You were drawn to neuroscience by the biochemistry of human behavior and, in part, the question of what could drive a person like Stalin to vow to kill every single descendent of your great-grandfather. Have you found any answers?
V: Some. I think that hatred itself can be rewarded and it’s self-perpetuating. Recent studies have demonstrated that falling in love — or the love a mother has for an infant, which is so powerful — is driven by these reward processes, and it actually engages the same [brain] circuit that gives priority of that behavior over anything else, just like in addiction. Just like you can activate those systems with love, for some people you can do exactly the same thing with hatred. People become obsessed about their hatred. All of their activities are aimed toward revenge, revenge, revenge. So there has to be a rewarding component to motivate us. What is it that drives you?
Your own drive has led you to a pretty powerful position where you can make a big impact. As the head of the National Institute on Drug Abuse, which spent more than $664 million on research grants in fiscal year 2014, how have you tried to improve addiction treatment?
V: One of my main goals has been to provide the knowledge that will enable us to treat drug addiction as a disease of the brain and to provide the tools that will allow you to be more effective in treating it, but also in preventing it. One way to do that is to provide a much greater granularity of understanding of the changes at the molecular level. We’re funding researchers to investigate how drugs alter what genes are activated such that they modify the function of the cells, and how this, in turn, modifies the functions of brain circuits, and how that modifies behavior. So the work goes into the basic science to understand how genes may make you vulnerable, and how drugs may influence what genes are expressed and what genes are silenced. Once you understand these processes, you can design and develop interventions to basically recover those processes that are disrupted by drugs.
If I could select one biochemical intervention, the one that I think would be most likely to have a beneficial effect is an increase in the level of D2 receptors. But unfortunately, I think we’re still far away from being able to do that.
Another focus of your work seems to be the development of medications. Could you tell me a little more about that effort?
V: We have very few medications for the treatment of drug addictions. Based on the knowledge that we have, we should be in a much better position to help people who are addicted to drugs. Our difficulty has been that the pharmaceutical industry has not been interested in developing medications for addictions. So one of my priorities has been to advance the science on such compounds.
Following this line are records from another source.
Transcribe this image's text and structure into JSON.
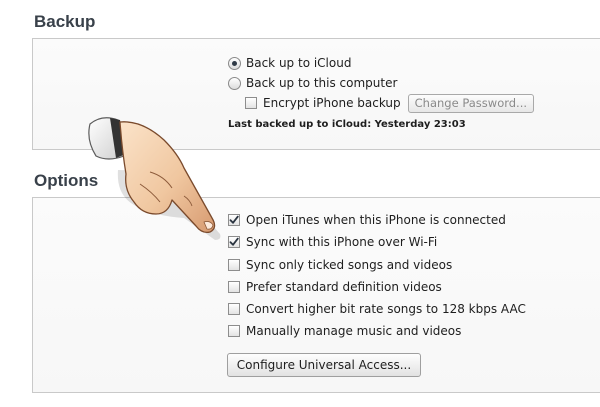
{
  "backup": {
    "title": "Backup",
    "option_icloud": "Back up to iCloud",
    "option_computer": "Back up to this computer",
    "encrypt_label": "Encrypt iPhone backup",
    "change_password_label": "Change Password...",
    "last_backup": "Last backed up to iCloud: Yesterday 23:03",
    "selected": "icloud",
    "encrypt_checked": false
  },
  "options": {
    "title": "Options",
    "items": [
      {
        "label": "Open iTunes when this iPhone is connected",
        "checked": true
      },
      {
        "label": "Sync with this iPhone over Wi-Fi",
        "checked": true
      },
      {
        "label": "Sync only ticked songs and videos",
        "checked": false
      },
      {
        "label": "Prefer standard definition videos",
        "checked": false
      },
      {
        "label": "Convert higher bit rate songs to 128 kbps AAC",
        "checked": false
      },
      {
        "label": "Manually manage music and videos",
        "checked": false
      }
    ],
    "universal_access_label": "Configure Universal Access..."
  },
  "overlay": {
    "icon": "pointing-hand-icon"
  }
}
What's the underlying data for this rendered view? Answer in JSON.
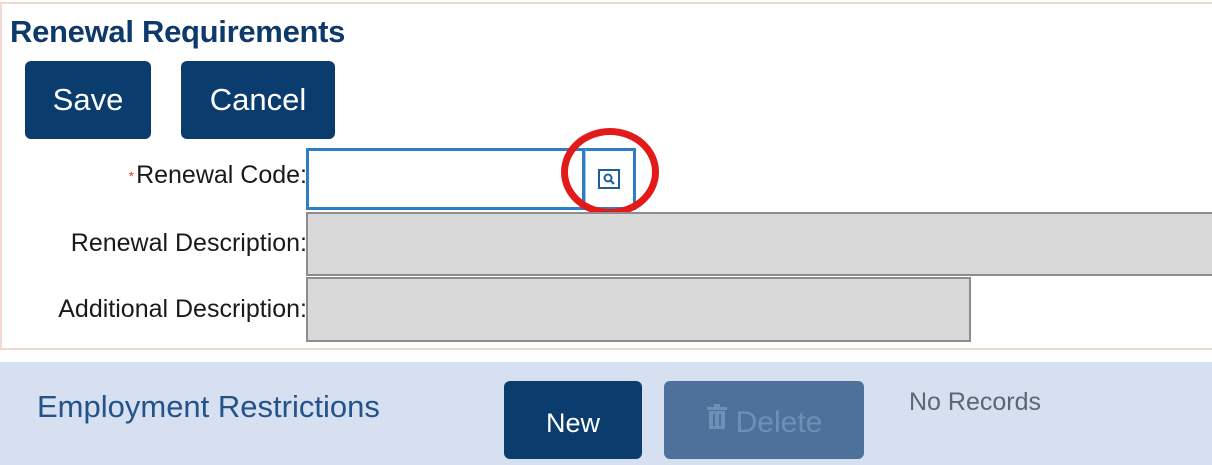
{
  "section": {
    "title": "Renewal Requirements",
    "buttons": {
      "save_label": "Save",
      "cancel_label": "Cancel"
    },
    "fields": {
      "renewal_code": {
        "required_marker": "*",
        "label": "Renewal Code:",
        "value": ""
      },
      "renewal_description": {
        "label": "Renewal Description:",
        "value": ""
      },
      "additional_description": {
        "label": "Additional Description:",
        "value": ""
      }
    },
    "lookup_icon": "search-lookup-icon"
  },
  "employment_restrictions": {
    "title": "Employment Restrictions",
    "new_label": "New",
    "delete_label": "Delete",
    "status": "No Records"
  },
  "colors": {
    "primary": "#0b3c6e",
    "accent": "#2f7ec3",
    "highlight": "#e21a1a",
    "disabled": "#4e719c",
    "strip_bg": "#d6e0f1",
    "readonly_bg": "#d9d9d9"
  }
}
Now we have partnerships with some of the pharmaceutical [companies]. Addiction is considered an immoral behavior, so many companies don’t want to be associated with those types of applications. But I think that is slowly changing.